What is required:
All of the data must be output without alteration.

Excerpted data:
● ● ● ●
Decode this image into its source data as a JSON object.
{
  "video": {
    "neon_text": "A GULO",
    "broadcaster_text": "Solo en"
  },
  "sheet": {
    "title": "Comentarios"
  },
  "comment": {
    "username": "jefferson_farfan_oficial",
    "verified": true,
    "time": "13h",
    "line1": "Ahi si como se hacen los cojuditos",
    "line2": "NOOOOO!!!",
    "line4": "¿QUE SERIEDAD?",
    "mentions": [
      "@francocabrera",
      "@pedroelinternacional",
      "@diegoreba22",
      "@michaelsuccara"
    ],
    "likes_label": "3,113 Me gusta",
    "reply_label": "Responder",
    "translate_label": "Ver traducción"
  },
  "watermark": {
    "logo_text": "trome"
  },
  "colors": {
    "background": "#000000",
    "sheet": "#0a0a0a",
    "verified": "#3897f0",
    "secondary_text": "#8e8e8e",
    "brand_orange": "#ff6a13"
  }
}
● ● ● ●
Your solution:
Decode this image into its source data as a JSON object.
{
  "video": {
    "neon_text": "A GULO",
    "broadcaster_text": "Solo en"
  },
  "sheet": {
    "title": "Comentarios"
  },
  "comment": {
    "username": "jefferson_farfan_oficial",
    "verified": true,
    "time": "13h",
    "line1": "Ahi si como se hacen los cojuditos",
    "line2": "NOOOOO!!!",
    "line4": "¿QUE SERIEDAD?",
    "mentions": [
      "@francocabrera",
      "@pedroelinternacional",
      "@diegoreba22",
      "@michaelsuccara"
    ],
    "likes_label": "3,113 Me gusta",
    "reply_label": "Responder",
    "translate_label": "Ver traducción"
  },
  "watermark": {
    "logo_text": "trome"
  },
  "colors": {
    "background": "#000000",
    "sheet": "#0a0a0a",
    "verified": "#3897f0",
    "secondary_text": "#8e8e8e",
    "brand_orange": "#ff6a13"
  }
}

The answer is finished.